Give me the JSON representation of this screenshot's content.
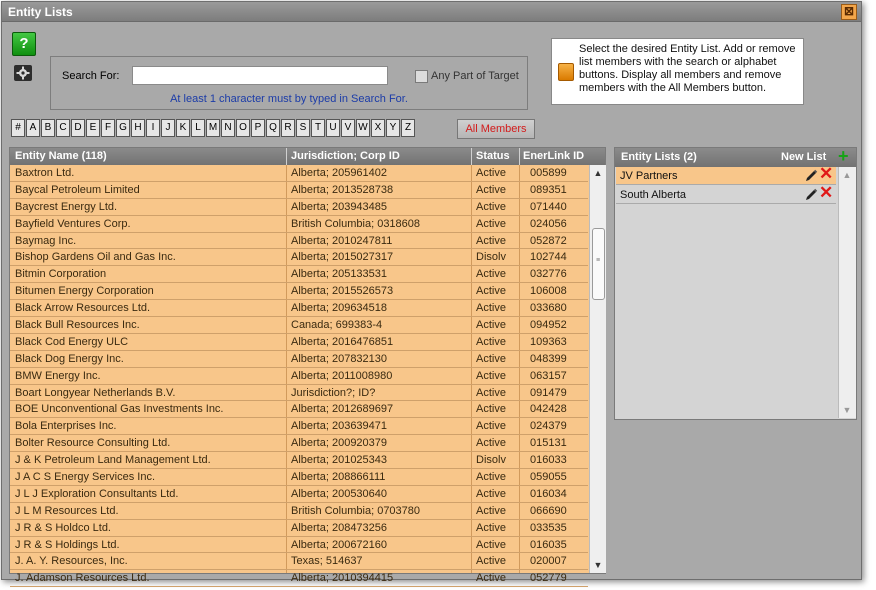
{
  "window": {
    "title": "Entity Lists",
    "close_glyph": "⊠"
  },
  "toolbar": {
    "help_label": "?",
    "help_icon": "help-icon",
    "gear_icon": "gear-icon"
  },
  "search": {
    "label": "Search For:",
    "value": "",
    "placeholder": "",
    "any_part_label": "Any Part of Target",
    "any_part_checked": false,
    "hint": "At least 1 character must by typed in Search For."
  },
  "info": {
    "text": "Select the desired Entity List. Add or remove list members with the search or alphabet buttons. Display all members and remove members with the All Members button."
  },
  "alphabet": [
    "#",
    "A",
    "B",
    "C",
    "D",
    "E",
    "F",
    "G",
    "H",
    "I",
    "J",
    "K",
    "L",
    "M",
    "N",
    "O",
    "P",
    "Q",
    "R",
    "S",
    "T",
    "U",
    "V",
    "W",
    "X",
    "Y",
    "Z"
  ],
  "all_members_label": "All Members",
  "grid": {
    "columns": [
      "Entity Name (118)",
      "Jurisdiction; Corp ID",
      "Status",
      "EnerLink ID"
    ],
    "rows": [
      [
        "Baxtron Ltd.",
        "Alberta; 205961402",
        "Active",
        "005899"
      ],
      [
        "Baycal Petroleum Limited",
        "Alberta; 2013528738",
        "Active",
        "089351"
      ],
      [
        "Baycrest Energy Ltd.",
        "Alberta; 203943485",
        "Active",
        "071440"
      ],
      [
        "Bayfield Ventures Corp.",
        "British Columbia; 0318608",
        "Active",
        "024056"
      ],
      [
        "Baymag Inc.",
        "Alberta; 2010247811",
        "Active",
        "052872"
      ],
      [
        "Bishop Gardens Oil and Gas Inc.",
        "Alberta; 2015027317",
        "Disolv",
        "102744"
      ],
      [
        "Bitmin Corporation",
        "Alberta; 205133531",
        "Active",
        "032776"
      ],
      [
        "Bitumen Energy Corporation",
        "Alberta; 2015526573",
        "Active",
        "106008"
      ],
      [
        "Black Arrow Resources Ltd.",
        "Alberta; 209634518",
        "Active",
        "033680"
      ],
      [
        "Black Bull Resources Inc.",
        "Canada; 699383-4",
        "Active",
        "094952"
      ],
      [
        "Black Cod Energy ULC",
        "Alberta; 2016476851",
        "Active",
        "109363"
      ],
      [
        "Black Dog Energy Inc.",
        "Alberta; 207832130",
        "Active",
        "048399"
      ],
      [
        "BMW Energy Inc.",
        "Alberta; 2011008980",
        "Active",
        "063157"
      ],
      [
        "Boart Longyear Netherlands B.V.",
        "Jurisdiction?; ID?",
        "Active",
        "091479"
      ],
      [
        "BOE Unconventional Gas Investments Inc.",
        "Alberta; 2012689697",
        "Active",
        "042428"
      ],
      [
        "Bola Enterprises Inc.",
        "Alberta; 203639471",
        "Active",
        "024379"
      ],
      [
        "Bolter Resource Consulting Ltd.",
        "Alberta; 200920379",
        "Active",
        "015131"
      ],
      [
        "J & K Petroleum Land Management Ltd.",
        "Alberta; 201025343",
        "Disolv",
        "016033"
      ],
      [
        "J A C S Energy Services Inc.",
        "Alberta; 208866111",
        "Active",
        "059055"
      ],
      [
        "J L J Exploration Consultants Ltd.",
        "Alberta; 200530640",
        "Active",
        "016034"
      ],
      [
        "J L M Resources Ltd.",
        "British Columbia; 0703780",
        "Active",
        "066690"
      ],
      [
        "J R & S Holdco Ltd.",
        "Alberta; 208473256",
        "Active",
        "033535"
      ],
      [
        "J R & S Holdings Ltd.",
        "Alberta; 200672160",
        "Active",
        "016035"
      ],
      [
        "J. A. Y. Resources, Inc.",
        "Texas; 514637",
        "Active",
        "020007"
      ],
      [
        "J. Adamson Resources Ltd.",
        "Alberta; 2010394415",
        "Active",
        "052779"
      ]
    ],
    "scroll_up": "▲",
    "scroll_down": "▼"
  },
  "entity_lists": {
    "title": "Entity Lists (2)",
    "new_list_label": "New List",
    "items": [
      {
        "name": "JV Partners",
        "selected": true
      },
      {
        "name": "South Alberta",
        "selected": false
      }
    ],
    "scroll_up": "▲",
    "scroll_down": "▼"
  },
  "colors": {
    "window_bg": "#a9a9a9",
    "header_bg": "#7d7d7d",
    "row_bg": "#f8c68a",
    "link_blue": "#1c3ca8",
    "all_members_red": "#d31c1c",
    "add_green": "#16a316",
    "delete_red": "#e01818"
  }
}
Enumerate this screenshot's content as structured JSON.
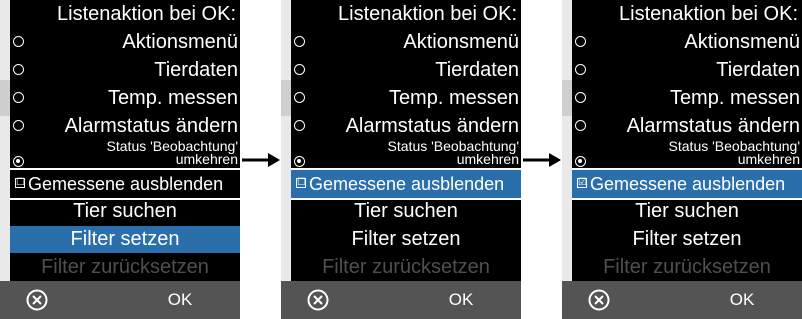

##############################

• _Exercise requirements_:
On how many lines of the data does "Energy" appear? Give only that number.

• _Solution_:
6